The opening line of Bruce Springsteen’s Nebraska – both the album and the song – hastens: “I saw her standin’ on her front lawn/Just a twirlin’ her baton/Me and her went for a ride, sir/And 10 innocent people died.” That, my friends, is a direct homage to Terrence Malick’s Badlands – the classic drama that forever changed the way Hollywood portrays its cops and robbers.
Badlands addresses the ’60s counterculture given the bleak benefit of hindsight. Rather than go wide – adapting his taut screenplay into epic – Malick set his sites on Dustbowl America. And in so doing he achieves a sense of voyeurism, if not a brilliant satire on the nature of celebrity, itself.
Badlands is equal parts Manson and Starkweather, with a shot of Easy Rider in between.
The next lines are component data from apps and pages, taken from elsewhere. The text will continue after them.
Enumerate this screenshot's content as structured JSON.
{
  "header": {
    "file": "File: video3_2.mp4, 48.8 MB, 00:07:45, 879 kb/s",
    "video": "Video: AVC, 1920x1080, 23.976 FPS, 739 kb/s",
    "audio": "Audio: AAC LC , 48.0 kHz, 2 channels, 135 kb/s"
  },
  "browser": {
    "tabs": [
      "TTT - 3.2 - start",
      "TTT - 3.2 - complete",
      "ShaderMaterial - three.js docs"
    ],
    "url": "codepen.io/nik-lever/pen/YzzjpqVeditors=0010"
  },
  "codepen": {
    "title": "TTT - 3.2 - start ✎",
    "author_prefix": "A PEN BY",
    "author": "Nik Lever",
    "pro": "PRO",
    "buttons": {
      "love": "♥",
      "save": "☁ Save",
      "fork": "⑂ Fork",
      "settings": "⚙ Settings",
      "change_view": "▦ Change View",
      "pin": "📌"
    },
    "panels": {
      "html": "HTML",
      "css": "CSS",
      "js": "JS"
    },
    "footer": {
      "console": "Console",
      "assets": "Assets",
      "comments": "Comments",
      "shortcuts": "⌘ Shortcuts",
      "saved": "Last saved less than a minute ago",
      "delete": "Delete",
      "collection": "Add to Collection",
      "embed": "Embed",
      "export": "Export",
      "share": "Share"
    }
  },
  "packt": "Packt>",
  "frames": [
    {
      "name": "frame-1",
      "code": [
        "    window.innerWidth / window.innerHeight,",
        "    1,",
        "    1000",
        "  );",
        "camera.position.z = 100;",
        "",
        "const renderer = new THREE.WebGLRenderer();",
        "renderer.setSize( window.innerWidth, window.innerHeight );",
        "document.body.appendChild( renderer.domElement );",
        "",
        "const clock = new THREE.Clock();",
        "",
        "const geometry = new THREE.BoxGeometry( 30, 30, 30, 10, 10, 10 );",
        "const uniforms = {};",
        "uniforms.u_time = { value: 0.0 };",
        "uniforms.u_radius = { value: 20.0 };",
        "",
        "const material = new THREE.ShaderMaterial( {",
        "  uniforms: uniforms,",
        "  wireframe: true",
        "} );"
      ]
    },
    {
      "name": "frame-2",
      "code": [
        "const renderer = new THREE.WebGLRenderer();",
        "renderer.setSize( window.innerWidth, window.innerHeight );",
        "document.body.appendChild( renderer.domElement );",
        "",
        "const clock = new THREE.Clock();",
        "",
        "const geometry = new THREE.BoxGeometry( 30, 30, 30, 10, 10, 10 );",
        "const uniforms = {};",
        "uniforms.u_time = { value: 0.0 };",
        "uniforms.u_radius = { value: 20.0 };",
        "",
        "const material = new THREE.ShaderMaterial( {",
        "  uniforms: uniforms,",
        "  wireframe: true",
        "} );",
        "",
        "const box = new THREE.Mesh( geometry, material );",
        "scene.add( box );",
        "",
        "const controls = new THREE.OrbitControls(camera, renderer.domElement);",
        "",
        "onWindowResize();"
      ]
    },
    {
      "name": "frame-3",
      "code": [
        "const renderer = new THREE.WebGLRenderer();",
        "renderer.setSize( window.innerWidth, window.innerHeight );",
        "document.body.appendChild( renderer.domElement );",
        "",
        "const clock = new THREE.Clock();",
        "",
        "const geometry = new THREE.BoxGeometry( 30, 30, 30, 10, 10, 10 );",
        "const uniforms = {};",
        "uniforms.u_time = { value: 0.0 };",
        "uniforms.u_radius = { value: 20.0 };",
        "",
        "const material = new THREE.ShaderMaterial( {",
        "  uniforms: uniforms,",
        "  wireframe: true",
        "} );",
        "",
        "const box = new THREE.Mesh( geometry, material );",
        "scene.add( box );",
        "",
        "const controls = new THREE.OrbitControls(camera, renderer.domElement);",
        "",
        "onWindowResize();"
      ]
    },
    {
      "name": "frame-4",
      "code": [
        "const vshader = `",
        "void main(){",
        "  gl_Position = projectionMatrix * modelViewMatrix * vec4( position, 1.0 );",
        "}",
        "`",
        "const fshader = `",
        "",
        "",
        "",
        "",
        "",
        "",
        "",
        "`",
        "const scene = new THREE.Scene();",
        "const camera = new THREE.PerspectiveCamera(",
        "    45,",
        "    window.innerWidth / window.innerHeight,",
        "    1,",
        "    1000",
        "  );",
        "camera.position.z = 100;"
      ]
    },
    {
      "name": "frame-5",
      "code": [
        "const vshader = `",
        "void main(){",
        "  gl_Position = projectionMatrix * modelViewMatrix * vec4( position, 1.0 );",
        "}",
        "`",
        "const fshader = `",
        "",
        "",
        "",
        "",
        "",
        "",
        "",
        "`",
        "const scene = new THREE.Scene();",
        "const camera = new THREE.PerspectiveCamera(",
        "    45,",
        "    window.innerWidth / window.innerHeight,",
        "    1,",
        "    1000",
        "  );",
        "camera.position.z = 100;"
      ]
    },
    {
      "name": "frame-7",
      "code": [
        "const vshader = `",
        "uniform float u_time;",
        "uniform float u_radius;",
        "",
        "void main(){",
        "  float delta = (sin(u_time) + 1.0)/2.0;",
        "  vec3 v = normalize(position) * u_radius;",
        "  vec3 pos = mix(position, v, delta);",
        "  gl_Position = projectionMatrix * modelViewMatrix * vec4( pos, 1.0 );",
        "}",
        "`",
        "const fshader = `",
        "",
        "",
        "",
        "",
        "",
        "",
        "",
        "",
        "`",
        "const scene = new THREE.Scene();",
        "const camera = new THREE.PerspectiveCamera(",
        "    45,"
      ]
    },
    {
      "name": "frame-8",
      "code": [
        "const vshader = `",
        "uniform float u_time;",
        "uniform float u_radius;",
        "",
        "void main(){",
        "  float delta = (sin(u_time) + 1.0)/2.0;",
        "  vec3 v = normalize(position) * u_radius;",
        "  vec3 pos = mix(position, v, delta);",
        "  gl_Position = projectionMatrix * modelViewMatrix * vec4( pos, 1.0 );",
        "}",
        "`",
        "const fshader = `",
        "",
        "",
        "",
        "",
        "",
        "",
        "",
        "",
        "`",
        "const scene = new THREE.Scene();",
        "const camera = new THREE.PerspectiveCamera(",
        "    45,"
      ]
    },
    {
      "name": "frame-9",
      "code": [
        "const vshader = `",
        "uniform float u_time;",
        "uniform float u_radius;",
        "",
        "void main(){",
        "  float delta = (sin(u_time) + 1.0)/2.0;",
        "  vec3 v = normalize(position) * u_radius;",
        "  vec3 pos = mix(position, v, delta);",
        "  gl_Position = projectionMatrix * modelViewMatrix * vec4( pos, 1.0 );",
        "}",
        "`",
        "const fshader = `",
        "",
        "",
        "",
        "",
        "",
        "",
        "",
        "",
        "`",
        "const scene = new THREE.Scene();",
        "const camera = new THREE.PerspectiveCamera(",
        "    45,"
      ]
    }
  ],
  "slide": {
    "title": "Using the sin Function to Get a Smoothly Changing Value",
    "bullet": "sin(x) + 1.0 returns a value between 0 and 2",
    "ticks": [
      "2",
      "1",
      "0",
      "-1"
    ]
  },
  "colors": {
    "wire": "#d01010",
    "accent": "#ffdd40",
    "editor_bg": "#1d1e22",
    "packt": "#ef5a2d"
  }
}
What’s more, it came along during a time when Terrence Malick still had something left to prove – long before the ornery director would abandon linear construction altogether; long before a lot of A-list talent would openly disparage him in the press.
Right time. Right place. Right vehicle. That’s Badlands.
There was, of course, the prudent casting of Martin Sheen and Sissy Spacek – most notably the wide-eyed Sheen, caught square in the deep throes of his big moment. In the 40 years since, Sheen has never, ever come off better – not in Apocalypse, not in Gandhi, and almost certainly not in Bobby. Sheen’s performance via Badlands plays like a thesis in restraint. His character appears as both lover and lothario; a beautiful loser wrought with magnetism and grace.
From a screenplay perspective, Malick sneaks in tidy references to modern gadgetry along the way – the early Dictaphone, the Videograph, and (most impressively) the Stereocticon. He incorporates a soundtrack featuring “Gassenhauer” (later used as the basis for Hans Zimmer’s score from True Romance), “Love is Strange” (later used in Dirty Dancing), and Nat King Cole’s “A Blossom Fell”. And, then, of course, Malick draws us in via that astonishing sequence on the lawn – (i.e., “I saw her standin’ on her front lawn/Just a twirlin’ her baton …” ).
Springsteen’s Nebraska, while representing the most overt of mainstream references, is also very far from the only work to pay homage. You can find unique aspects of Malick’s film sprinkled throughout Natural Born Killers, The Outsiders, and (perhaps most notably) A Perfect World. You can find Badlands tucked inside the nuance of Spring Breakers and The Wire. And – assuming you’ve got a stringent eye for such matters – you can more than likely find Badlands simmering just beneath the murky surface of Aurora, if not Columbine, Newtown, and Angelus Oaks, California (among others). Now 40 long years down the line, Badlands is still a haunting reminder of just how far ahead Terrence Malick really was, and just how far behind he’s very recently become.
(Badlands is currently available for rental via YouTube.)